Unveiling the Authenticity of Pearl Necklaces: A Comprehensive Guide
How to Tell If a Pearl Necklace Is Real
Knowing the difference between a fake and authentic pearl can be valuable when inheriting jewelry from a loved one, buying vintage, or buying new.
How Authentic Pearls Are Made
An authentic pearl must be produced inside a freshwater or saltwater oyster. These stones start as hard particles that enter the oyster. As a defense mechanism, the oyster’s body releases conchiolin carbonate, or nacre, that covers the irritant. This coating creates the iconic surface of a pearl.
Most pearls are cultured, which means professionals place beads inside oysters to start the pearl-making process. Natural pearls created without human involvement are rare. A cultured pearl is still a real pearl, although some jewelers may use the word “natural” to describe cultured pearls as a way to advertise their authenticity.
How Fake Pearls Are Created
Fake or imitation pearls are human-made beads that are usually comprised of plastic, glass, or alabaster. Imitation pearls can vary widely in quality. Some may clearly be painted plastic beads, while others may be more convincing. For example, Majorica is a Spanish company known for its fake pearl, which is an impressive imitation of the real thing.
How to Tell Fake Pearls From Real Pearls
Taking your pearl jewelry to a jeweler can help you know for certain if a pearl is real.

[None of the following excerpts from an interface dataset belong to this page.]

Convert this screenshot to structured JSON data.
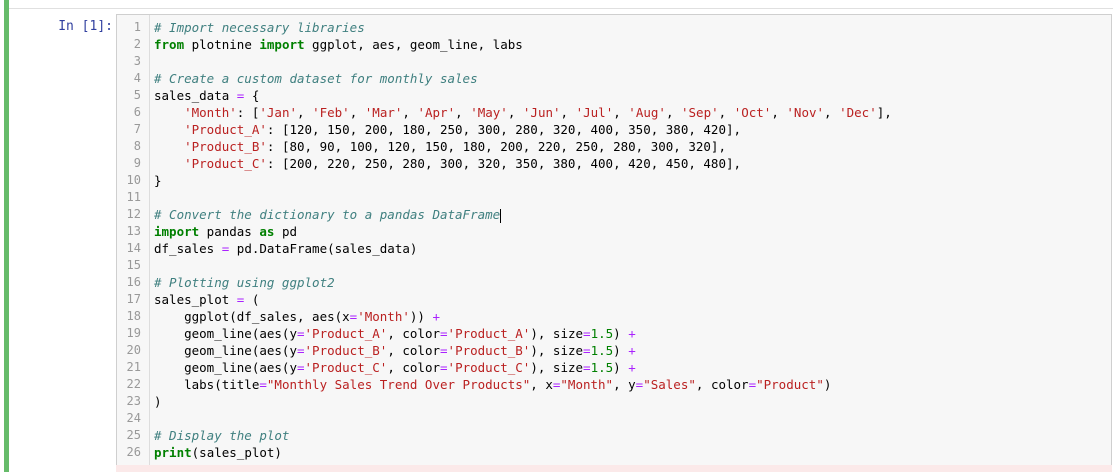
{
  "cell": {
    "prompt": "In [1]:",
    "lines": [
      {
        "n": "1",
        "tokens": [
          {
            "t": "cm",
            "v": "# Import necessary libraries"
          }
        ]
      },
      {
        "n": "2",
        "tokens": [
          {
            "t": "kw",
            "v": "from"
          },
          {
            "t": "",
            "v": " plotnine "
          },
          {
            "t": "kw",
            "v": "import"
          },
          {
            "t": "",
            "v": " ggplot, aes, geom_line, labs"
          }
        ]
      },
      {
        "n": "3",
        "tokens": []
      },
      {
        "n": "4",
        "tokens": [
          {
            "t": "cm",
            "v": "# Create a custom dataset for monthly sales"
          }
        ]
      },
      {
        "n": "5",
        "tokens": [
          {
            "t": "",
            "v": "sales_data "
          },
          {
            "t": "op",
            "v": "="
          },
          {
            "t": "",
            "v": " {"
          }
        ]
      },
      {
        "n": "6",
        "tokens": [
          {
            "t": "",
            "v": "    "
          },
          {
            "t": "st",
            "v": "'Month'"
          },
          {
            "t": "",
            "v": ": ["
          },
          {
            "t": "st",
            "v": "'Jan'"
          },
          {
            "t": "",
            "v": ", "
          },
          {
            "t": "st",
            "v": "'Feb'"
          },
          {
            "t": "",
            "v": ", "
          },
          {
            "t": "st",
            "v": "'Mar'"
          },
          {
            "t": "",
            "v": ", "
          },
          {
            "t": "st",
            "v": "'Apr'"
          },
          {
            "t": "",
            "v": ", "
          },
          {
            "t": "st",
            "v": "'May'"
          },
          {
            "t": "",
            "v": ", "
          },
          {
            "t": "st",
            "v": "'Jun'"
          },
          {
            "t": "",
            "v": ", "
          },
          {
            "t": "st",
            "v": "'Jul'"
          },
          {
            "t": "",
            "v": ", "
          },
          {
            "t": "st",
            "v": "'Aug'"
          },
          {
            "t": "",
            "v": ", "
          },
          {
            "t": "st",
            "v": "'Sep'"
          },
          {
            "t": "",
            "v": ", "
          },
          {
            "t": "st",
            "v": "'Oct'"
          },
          {
            "t": "",
            "v": ", "
          },
          {
            "t": "st",
            "v": "'Nov'"
          },
          {
            "t": "",
            "v": ", "
          },
          {
            "t": "st",
            "v": "'Dec'"
          },
          {
            "t": "",
            "v": "],"
          }
        ]
      },
      {
        "n": "7",
        "tokens": [
          {
            "t": "",
            "v": "    "
          },
          {
            "t": "st",
            "v": "'Product_A'"
          },
          {
            "t": "",
            "v": ": [120, 150, 200, 180, 250, 300, 280, 320, 400, 350, 380, 420],"
          }
        ]
      },
      {
        "n": "8",
        "tokens": [
          {
            "t": "",
            "v": "    "
          },
          {
            "t": "st",
            "v": "'Product_B'"
          },
          {
            "t": "",
            "v": ": [80, 90, 100, 120, 150, 180, 200, 220, 250, 280, 300, 320],"
          }
        ]
      },
      {
        "n": "9",
        "tokens": [
          {
            "t": "",
            "v": "    "
          },
          {
            "t": "st",
            "v": "'Product_C'"
          },
          {
            "t": "",
            "v": ": [200, 220, 250, 280, 300, 320, 350, 380, 400, 420, 450, 480],"
          }
        ]
      },
      {
        "n": "10",
        "tokens": [
          {
            "t": "",
            "v": "}"
          }
        ]
      },
      {
        "n": "11",
        "tokens": []
      },
      {
        "n": "12",
        "tokens": [
          {
            "t": "cm",
            "v": "# Convert the dictionary to a pandas DataFrame"
          },
          {
            "t": "cursor",
            "v": ""
          }
        ]
      },
      {
        "n": "13",
        "tokens": [
          {
            "t": "kw",
            "v": "import"
          },
          {
            "t": "",
            "v": " pandas "
          },
          {
            "t": "kw",
            "v": "as"
          },
          {
            "t": "",
            "v": " pd"
          }
        ]
      },
      {
        "n": "14",
        "tokens": [
          {
            "t": "",
            "v": "df_sales "
          },
          {
            "t": "op",
            "v": "="
          },
          {
            "t": "",
            "v": " pd.DataFrame(sales_data)"
          }
        ]
      },
      {
        "n": "15",
        "tokens": []
      },
      {
        "n": "16",
        "tokens": [
          {
            "t": "cm",
            "v": "# Plotting using ggplot2"
          }
        ]
      },
      {
        "n": "17",
        "tokens": [
          {
            "t": "",
            "v": "sales_plot "
          },
          {
            "t": "op",
            "v": "="
          },
          {
            "t": "",
            "v": " ("
          }
        ]
      },
      {
        "n": "18",
        "tokens": [
          {
            "t": "",
            "v": "    ggplot(df_sales, aes(x"
          },
          {
            "t": "op",
            "v": "="
          },
          {
            "t": "st",
            "v": "'Month'"
          },
          {
            "t": "",
            "v": ")) "
          },
          {
            "t": "op",
            "v": "+"
          }
        ]
      },
      {
        "n": "19",
        "tokens": [
          {
            "t": "",
            "v": "    geom_line(aes(y"
          },
          {
            "t": "op",
            "v": "="
          },
          {
            "t": "st",
            "v": "'Product_A'"
          },
          {
            "t": "",
            "v": ", color"
          },
          {
            "t": "op",
            "v": "="
          },
          {
            "t": "st",
            "v": "'Product_A'"
          },
          {
            "t": "",
            "v": "), size"
          },
          {
            "t": "op",
            "v": "="
          },
          {
            "t": "nu",
            "v": "1.5"
          },
          {
            "t": "",
            "v": ") "
          },
          {
            "t": "op",
            "v": "+"
          }
        ]
      },
      {
        "n": "20",
        "tokens": [
          {
            "t": "",
            "v": "    geom_line(aes(y"
          },
          {
            "t": "op",
            "v": "="
          },
          {
            "t": "st",
            "v": "'Product_B'"
          },
          {
            "t": "",
            "v": ", color"
          },
          {
            "t": "op",
            "v": "="
          },
          {
            "t": "st",
            "v": "'Product_B'"
          },
          {
            "t": "",
            "v": "), size"
          },
          {
            "t": "op",
            "v": "="
          },
          {
            "t": "nu",
            "v": "1.5"
          },
          {
            "t": "",
            "v": ") "
          },
          {
            "t": "op",
            "v": "+"
          }
        ]
      },
      {
        "n": "21",
        "tokens": [
          {
            "t": "",
            "v": "    geom_line(aes(y"
          },
          {
            "t": "op",
            "v": "="
          },
          {
            "t": "st",
            "v": "'Product_C'"
          },
          {
            "t": "",
            "v": ", color"
          },
          {
            "t": "op",
            "v": "="
          },
          {
            "t": "st",
            "v": "'Product_C'"
          },
          {
            "t": "",
            "v": "), size"
          },
          {
            "t": "op",
            "v": "="
          },
          {
            "t": "nu",
            "v": "1.5"
          },
          {
            "t": "",
            "v": ") "
          },
          {
            "t": "op",
            "v": "+"
          }
        ]
      },
      {
        "n": "22",
        "tokens": [
          {
            "t": "",
            "v": "    labs(title"
          },
          {
            "t": "op",
            "v": "="
          },
          {
            "t": "st",
            "v": "\"Monthly Sales Trend Over Products\""
          },
          {
            "t": "",
            "v": ", x"
          },
          {
            "t": "op",
            "v": "="
          },
          {
            "t": "st",
            "v": "\"Month\""
          },
          {
            "t": "",
            "v": ", y"
          },
          {
            "t": "op",
            "v": "="
          },
          {
            "t": "st",
            "v": "\"Sales\""
          },
          {
            "t": "",
            "v": ", color"
          },
          {
            "t": "op",
            "v": "="
          },
          {
            "t": "st",
            "v": "\"Product\""
          },
          {
            "t": "",
            "v": ")"
          }
        ]
      },
      {
        "n": "23",
        "tokens": [
          {
            "t": "",
            "v": ")"
          }
        ]
      },
      {
        "n": "24",
        "tokens": []
      },
      {
        "n": "25",
        "tokens": [
          {
            "t": "cm",
            "v": "# Display the plot"
          }
        ]
      },
      {
        "n": "26",
        "tokens": [
          {
            "t": "kw",
            "v": "print"
          },
          {
            "t": "",
            "v": "(sales_plot)"
          }
        ]
      }
    ]
  },
  "colors": {
    "cell_border_active": "#66bb6a",
    "prompt": "#303f9f",
    "comment": "#408080",
    "keyword": "#008000",
    "string": "#ba2121",
    "operator": "#aa22ff",
    "number": "#008000"
  }
}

You can also use a combination of identifiers to make an educated assessment yourself.
Feel the Temperature and Texture
When you first touch a pearl, it will be cold to the touch for the first few seconds. Imitation pearls will take on the room’s temperature and should not feel noticeably colder. Real pearls also have a slightly gritty texture, while imitation pearls feel smooth.
Examine the Surface
Real pearls are made by oysters, so even the most high-quality stones will have a natural texture. Examine a pearl closely — preferably under magnification — and look for small irregularities or ridges. A completely uniform texture on the surface typically indicates a human-made pearl.
Inspect the Shape
Natural pearls will not have a perfectly uniform shape. Inspecting the shape may not be helpful for baroque pearls, but it will be for round pearls. As a rule, natural pearls are worth more when they are round. Jewelers strive to source a collection of round pearls to create strand necklaces, but these pearls should not be uniform. Look for slight variations in size and edges. Uniform pearls in a single strand are likely fake.
Note the Color
Color variations in a pearl are a desirable feature of the stone, and they are often hard to capture in a human-made bead. View a pearl from different angles and in various types of light. You should notice subtle color changes from whites and creams to golds and pinks. Imitation pearls will lack this dimension and have a flatter, more consistent color.
Look at the Drill Hole
A pearl’s nacre coating is incredibly strong and allows for a small, clean hole drilled into the stone. In contrast, a fake pearl will have a larger drill hole. You may even notice that the bead’s synthetic coating is thinner around the hole.